One of the newer trends in RPG's is to take the MMO system of assorted people giving you a wealth of quests to do that you will complete in order to unlock the story. The more you do, the more you comprehend.
KoA takes it to a bit of an extreme. The game is insanely long and, eventually, you have to quit and just minimize what you're doing. After 76 hours, there were still several dozen quests and tasks I simply didn't want to deal with any longer and just completed the game and its first DLC pack. There is such a thing as a bit too much content and this game flirts with that.
You are the Fateless One, the one person who is able to shape him/herself into whatever you wish to be. You want to use magic? Fully functional. You want to hack and slash? Also effective. You want to do both? Very effective. It's one of the few games that does not penalize you for not engaging in min/max gameplay. I focused on might and magic primarily and created a very potent character build.
It is also somewhat baffling that in a game with so much loot --- and it really is laden with loot --- you are given a fairly small inventory. There are are so many weapons and armor sets that it is sad that you, likely, will not be able to get more than a tiny number of them together due to space limitations.

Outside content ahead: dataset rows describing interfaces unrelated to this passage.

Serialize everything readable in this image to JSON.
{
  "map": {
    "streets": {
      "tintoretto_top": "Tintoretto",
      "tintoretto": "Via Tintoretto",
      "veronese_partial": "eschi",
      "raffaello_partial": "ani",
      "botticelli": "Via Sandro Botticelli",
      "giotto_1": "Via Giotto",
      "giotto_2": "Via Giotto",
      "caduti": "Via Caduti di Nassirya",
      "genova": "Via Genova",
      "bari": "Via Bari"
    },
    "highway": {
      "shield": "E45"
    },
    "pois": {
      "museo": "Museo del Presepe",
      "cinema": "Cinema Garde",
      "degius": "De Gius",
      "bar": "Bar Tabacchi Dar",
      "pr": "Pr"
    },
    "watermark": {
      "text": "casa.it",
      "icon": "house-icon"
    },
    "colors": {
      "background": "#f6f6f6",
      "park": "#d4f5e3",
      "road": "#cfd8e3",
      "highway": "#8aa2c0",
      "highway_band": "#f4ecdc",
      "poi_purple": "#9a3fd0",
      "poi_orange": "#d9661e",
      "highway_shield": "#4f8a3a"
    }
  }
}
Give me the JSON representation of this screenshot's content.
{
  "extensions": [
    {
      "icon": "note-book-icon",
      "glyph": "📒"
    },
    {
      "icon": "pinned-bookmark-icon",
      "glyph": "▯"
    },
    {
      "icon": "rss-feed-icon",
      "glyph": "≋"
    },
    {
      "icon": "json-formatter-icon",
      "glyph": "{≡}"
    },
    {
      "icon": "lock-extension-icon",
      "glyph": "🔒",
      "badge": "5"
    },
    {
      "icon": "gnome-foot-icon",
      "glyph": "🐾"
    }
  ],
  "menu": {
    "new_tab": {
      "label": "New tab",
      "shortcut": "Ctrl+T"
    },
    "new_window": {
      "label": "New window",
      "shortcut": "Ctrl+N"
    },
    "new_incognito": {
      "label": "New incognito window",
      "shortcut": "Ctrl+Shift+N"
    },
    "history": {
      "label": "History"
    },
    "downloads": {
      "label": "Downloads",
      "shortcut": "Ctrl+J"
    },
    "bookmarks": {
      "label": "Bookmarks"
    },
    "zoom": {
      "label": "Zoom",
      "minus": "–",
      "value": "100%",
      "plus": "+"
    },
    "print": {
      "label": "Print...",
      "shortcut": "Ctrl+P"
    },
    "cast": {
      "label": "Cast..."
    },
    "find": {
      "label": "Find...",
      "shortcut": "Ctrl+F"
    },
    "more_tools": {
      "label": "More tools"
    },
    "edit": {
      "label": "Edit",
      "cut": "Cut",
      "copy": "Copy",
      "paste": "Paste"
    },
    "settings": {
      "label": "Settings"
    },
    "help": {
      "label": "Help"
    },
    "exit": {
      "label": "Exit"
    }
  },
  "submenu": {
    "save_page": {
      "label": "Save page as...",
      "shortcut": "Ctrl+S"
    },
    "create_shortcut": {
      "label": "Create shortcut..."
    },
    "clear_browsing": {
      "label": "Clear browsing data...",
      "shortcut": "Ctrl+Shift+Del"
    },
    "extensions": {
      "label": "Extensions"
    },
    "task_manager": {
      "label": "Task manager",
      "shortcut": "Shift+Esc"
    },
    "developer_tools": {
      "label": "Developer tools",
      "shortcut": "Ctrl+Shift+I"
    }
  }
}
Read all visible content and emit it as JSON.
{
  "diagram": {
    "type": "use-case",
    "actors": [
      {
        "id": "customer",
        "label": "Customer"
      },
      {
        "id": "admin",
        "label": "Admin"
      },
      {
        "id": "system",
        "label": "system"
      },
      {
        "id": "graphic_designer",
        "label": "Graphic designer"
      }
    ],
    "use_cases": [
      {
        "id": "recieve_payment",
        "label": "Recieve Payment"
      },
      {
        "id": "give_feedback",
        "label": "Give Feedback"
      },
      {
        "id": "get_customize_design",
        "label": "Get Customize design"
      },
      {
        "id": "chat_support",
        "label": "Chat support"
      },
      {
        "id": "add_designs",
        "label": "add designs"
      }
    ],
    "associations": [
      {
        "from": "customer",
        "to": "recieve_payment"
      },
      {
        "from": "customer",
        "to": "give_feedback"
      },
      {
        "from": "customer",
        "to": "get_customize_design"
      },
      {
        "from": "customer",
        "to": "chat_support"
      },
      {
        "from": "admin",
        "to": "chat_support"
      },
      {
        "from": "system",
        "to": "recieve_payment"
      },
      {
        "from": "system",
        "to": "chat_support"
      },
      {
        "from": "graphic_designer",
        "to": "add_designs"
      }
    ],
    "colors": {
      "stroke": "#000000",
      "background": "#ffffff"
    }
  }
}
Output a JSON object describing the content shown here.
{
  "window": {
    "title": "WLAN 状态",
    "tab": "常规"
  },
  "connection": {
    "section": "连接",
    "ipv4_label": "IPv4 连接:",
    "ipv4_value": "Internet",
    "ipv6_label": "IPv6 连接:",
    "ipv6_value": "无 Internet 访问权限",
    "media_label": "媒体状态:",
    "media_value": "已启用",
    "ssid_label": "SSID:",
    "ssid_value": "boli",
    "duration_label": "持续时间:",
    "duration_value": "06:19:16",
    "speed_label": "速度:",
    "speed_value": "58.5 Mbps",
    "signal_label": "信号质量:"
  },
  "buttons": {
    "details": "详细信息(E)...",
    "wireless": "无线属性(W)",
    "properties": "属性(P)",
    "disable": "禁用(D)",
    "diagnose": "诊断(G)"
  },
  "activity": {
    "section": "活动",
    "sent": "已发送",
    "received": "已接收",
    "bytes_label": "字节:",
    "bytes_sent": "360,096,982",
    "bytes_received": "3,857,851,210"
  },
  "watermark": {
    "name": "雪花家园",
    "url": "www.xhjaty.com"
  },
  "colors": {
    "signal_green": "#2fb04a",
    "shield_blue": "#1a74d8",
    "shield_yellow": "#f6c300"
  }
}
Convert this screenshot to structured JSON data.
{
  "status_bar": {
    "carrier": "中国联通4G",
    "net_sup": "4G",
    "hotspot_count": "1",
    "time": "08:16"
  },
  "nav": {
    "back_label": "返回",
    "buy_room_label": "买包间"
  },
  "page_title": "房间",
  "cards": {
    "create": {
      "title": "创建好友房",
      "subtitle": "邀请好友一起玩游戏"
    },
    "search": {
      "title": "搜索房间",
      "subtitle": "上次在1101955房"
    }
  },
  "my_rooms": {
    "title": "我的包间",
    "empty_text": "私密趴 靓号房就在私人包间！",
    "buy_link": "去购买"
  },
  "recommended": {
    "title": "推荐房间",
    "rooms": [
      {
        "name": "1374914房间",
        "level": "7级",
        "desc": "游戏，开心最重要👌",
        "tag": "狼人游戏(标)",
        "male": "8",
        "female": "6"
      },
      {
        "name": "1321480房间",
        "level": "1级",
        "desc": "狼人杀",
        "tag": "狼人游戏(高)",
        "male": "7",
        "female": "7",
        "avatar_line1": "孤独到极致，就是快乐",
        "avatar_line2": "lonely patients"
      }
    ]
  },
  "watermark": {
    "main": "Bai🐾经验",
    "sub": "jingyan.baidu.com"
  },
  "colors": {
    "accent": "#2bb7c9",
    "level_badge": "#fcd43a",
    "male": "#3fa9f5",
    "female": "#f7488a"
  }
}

Now, this has been a pretty negative critique thus far, but keep in mind, I played it for over 76 hours. That alone shows that the game has some good stuff in it. And the combat was more than functional. It was actually one of the better combat systems I've seen in a while. On hard, some strategy, blocking, and dodging is a necessity to move ahead and handle some monsters. And, yes, there is a significant difference in enemy difficulty in hard than in casual. In hard, they aren't just damage sponges --- though, yes, they are major sponges --- but they are also far more aggressive and you will have to deal with multiple attacks at once frequently. The final part of the game is one of the more challenging battles I've dealt with since it is constant over a long area to get to the final boss. Tragically, the final boss is absurdly easy --- possibly the easiest in the game.
I actually was grateful for Achievements here because, as something of a completionist, getting all the Achievements allowed me to ignore a ton of quests I simply did not need to do. There is a level cap (though by the time you hit it, you are really, really powerful). There are a ton of things you can invest your skills in, all with some benefits. Lockpicking is always helpful. Sagecraft becomes really helpful when you get to the later stages of it. Ditto blacksmithing. Persuasion can definitely make some conflicts markedly easier.
I do recommend the game. It is a beautiful game with a nice visual style. It feels suitably huge and the environments are varied. You have tons of leeway to develop yourself in any way you see fit. It, tragically, launched in the same time window as Mass Effect 3, so it has that problem, but it is well worth your time and money.